Determine the number of lines in the data that contain "Telemetry", and write only that number.

-------- PROVIDED DATA --------

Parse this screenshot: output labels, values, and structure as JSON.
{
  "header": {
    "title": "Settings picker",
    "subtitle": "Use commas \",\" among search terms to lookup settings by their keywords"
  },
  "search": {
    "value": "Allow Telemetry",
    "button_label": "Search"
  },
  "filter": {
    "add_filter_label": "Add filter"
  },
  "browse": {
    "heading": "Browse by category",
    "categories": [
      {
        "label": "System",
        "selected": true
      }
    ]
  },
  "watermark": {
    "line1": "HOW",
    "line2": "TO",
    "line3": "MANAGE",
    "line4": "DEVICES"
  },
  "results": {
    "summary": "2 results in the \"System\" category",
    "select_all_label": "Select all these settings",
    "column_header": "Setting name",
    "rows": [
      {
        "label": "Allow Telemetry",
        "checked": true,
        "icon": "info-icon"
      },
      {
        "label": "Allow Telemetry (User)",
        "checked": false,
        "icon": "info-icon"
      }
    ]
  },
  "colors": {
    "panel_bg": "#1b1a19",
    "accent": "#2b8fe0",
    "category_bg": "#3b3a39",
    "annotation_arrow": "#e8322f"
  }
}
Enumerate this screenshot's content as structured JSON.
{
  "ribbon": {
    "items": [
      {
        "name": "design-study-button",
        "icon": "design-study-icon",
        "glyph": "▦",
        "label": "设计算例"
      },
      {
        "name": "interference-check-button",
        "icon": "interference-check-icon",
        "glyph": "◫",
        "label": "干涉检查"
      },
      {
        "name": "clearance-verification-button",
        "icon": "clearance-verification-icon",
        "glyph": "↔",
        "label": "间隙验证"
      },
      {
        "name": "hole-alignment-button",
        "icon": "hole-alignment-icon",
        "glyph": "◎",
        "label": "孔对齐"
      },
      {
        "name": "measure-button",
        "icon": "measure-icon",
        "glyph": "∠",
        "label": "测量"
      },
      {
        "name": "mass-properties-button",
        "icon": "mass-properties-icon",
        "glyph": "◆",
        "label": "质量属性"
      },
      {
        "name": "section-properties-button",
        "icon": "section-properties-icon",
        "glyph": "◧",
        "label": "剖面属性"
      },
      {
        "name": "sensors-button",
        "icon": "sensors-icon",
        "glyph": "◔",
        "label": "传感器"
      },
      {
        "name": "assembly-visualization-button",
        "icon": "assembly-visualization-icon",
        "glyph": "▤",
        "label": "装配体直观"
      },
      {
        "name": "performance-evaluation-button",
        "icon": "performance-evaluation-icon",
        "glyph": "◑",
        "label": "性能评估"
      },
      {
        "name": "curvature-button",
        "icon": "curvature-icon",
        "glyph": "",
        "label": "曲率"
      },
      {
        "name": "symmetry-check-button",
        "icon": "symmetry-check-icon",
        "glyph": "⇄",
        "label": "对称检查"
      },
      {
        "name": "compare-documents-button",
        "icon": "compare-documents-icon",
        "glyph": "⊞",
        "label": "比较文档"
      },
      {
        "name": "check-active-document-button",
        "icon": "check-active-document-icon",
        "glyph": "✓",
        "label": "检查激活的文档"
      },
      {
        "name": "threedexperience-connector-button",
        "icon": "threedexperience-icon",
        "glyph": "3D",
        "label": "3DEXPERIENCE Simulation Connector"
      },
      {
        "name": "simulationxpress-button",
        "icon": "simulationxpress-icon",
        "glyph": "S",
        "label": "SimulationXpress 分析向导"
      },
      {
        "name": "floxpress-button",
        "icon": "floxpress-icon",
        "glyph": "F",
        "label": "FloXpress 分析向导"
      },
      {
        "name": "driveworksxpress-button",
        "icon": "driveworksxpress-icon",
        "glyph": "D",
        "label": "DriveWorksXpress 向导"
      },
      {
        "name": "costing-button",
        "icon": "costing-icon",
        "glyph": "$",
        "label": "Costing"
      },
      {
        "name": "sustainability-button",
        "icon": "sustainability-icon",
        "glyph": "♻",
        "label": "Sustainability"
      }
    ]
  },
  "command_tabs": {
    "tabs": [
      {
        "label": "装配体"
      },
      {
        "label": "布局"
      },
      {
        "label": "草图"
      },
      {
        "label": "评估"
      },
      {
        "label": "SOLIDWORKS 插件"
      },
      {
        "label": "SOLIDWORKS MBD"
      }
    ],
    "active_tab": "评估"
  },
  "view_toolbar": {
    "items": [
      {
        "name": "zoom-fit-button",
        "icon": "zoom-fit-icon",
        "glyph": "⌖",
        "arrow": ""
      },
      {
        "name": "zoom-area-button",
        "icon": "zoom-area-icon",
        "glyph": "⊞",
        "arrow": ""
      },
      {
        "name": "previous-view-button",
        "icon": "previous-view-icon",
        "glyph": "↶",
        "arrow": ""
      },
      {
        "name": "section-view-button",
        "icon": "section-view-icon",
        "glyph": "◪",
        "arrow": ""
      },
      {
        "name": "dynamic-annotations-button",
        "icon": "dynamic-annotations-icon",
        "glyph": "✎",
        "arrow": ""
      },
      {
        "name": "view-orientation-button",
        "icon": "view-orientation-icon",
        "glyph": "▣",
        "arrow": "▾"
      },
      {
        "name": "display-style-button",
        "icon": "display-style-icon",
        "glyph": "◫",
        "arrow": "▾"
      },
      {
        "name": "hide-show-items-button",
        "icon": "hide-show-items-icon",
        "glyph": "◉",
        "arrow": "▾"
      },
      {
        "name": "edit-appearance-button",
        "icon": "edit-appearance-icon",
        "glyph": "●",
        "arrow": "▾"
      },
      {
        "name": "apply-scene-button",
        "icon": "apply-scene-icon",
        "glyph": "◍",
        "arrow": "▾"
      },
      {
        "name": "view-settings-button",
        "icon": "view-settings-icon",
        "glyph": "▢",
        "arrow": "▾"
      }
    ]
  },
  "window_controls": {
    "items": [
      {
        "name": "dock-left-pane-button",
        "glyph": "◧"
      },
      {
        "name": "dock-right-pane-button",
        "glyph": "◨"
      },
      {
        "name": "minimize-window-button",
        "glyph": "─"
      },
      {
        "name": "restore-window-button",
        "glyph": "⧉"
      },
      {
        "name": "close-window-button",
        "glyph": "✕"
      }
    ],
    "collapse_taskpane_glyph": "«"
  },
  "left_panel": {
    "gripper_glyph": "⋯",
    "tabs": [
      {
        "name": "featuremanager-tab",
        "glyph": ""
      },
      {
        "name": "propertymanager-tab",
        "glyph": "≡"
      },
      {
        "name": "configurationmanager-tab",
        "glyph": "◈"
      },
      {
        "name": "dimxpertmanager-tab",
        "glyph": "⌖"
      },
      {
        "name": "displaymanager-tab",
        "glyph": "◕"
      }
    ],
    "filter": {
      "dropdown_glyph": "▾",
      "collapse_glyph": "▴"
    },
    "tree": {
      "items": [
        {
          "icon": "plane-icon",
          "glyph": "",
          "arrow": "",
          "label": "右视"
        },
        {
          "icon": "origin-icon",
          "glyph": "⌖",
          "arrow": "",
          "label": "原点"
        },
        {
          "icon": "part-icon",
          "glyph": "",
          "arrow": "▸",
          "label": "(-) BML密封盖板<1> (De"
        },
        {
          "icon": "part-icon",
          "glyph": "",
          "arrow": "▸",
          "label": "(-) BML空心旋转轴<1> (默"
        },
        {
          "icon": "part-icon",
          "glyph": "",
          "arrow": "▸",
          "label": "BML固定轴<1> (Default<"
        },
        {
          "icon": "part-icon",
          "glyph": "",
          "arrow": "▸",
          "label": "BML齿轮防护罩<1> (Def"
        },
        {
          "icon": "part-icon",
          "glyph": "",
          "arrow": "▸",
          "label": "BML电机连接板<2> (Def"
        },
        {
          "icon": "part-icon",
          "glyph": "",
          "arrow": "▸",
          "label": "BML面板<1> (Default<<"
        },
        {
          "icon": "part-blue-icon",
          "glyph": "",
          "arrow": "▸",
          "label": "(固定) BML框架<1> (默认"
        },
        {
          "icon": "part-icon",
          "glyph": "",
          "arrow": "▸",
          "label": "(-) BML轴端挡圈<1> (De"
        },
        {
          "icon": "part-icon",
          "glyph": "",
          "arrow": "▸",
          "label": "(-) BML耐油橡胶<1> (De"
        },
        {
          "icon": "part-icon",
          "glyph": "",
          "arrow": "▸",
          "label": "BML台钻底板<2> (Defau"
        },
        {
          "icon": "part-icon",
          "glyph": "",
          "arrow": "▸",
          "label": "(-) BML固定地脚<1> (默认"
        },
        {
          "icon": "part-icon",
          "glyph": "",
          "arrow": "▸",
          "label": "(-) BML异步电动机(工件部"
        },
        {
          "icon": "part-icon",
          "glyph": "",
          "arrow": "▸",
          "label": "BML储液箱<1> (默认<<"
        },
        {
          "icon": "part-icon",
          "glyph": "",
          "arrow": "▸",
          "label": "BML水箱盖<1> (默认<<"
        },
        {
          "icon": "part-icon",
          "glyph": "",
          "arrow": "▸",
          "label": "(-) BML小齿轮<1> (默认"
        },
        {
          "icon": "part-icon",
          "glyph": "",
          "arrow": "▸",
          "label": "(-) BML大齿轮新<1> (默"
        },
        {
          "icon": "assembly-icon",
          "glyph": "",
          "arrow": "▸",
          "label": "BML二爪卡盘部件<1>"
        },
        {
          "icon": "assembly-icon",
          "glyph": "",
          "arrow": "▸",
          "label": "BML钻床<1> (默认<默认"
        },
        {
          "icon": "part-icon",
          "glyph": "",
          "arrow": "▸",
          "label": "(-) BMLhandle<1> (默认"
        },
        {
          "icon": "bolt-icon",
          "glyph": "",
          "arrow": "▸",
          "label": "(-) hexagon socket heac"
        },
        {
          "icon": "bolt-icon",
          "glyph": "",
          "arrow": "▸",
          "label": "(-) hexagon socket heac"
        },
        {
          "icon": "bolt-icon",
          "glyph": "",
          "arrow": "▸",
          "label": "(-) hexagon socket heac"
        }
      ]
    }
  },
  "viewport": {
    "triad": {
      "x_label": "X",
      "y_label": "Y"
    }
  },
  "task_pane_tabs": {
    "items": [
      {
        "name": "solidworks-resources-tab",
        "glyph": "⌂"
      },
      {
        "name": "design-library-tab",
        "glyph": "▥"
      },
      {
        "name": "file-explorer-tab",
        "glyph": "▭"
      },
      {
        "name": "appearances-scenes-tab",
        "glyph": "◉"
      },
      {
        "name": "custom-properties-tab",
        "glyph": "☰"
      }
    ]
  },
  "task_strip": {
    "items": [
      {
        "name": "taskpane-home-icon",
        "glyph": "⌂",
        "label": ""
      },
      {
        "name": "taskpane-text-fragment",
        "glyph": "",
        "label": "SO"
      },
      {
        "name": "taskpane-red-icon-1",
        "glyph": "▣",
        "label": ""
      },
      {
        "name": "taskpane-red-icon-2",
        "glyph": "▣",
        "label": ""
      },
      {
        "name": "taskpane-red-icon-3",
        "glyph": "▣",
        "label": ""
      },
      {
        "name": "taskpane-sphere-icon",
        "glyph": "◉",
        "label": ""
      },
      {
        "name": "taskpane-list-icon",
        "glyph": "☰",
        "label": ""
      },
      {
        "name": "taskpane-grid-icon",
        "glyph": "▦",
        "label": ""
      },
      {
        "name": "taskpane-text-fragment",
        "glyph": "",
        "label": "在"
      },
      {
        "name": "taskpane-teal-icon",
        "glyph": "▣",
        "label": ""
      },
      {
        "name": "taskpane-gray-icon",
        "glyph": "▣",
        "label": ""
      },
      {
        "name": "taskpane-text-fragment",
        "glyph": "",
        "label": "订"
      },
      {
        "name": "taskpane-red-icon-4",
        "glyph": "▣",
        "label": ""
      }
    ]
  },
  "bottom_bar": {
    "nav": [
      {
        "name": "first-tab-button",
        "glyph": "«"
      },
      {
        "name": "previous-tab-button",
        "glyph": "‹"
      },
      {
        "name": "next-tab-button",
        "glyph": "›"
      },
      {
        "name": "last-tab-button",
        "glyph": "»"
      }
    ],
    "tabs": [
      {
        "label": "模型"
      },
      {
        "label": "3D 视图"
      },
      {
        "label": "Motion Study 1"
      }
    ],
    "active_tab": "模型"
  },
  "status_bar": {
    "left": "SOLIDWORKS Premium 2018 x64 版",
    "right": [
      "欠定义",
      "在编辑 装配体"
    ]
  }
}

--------

COMPLETED TASK -> 3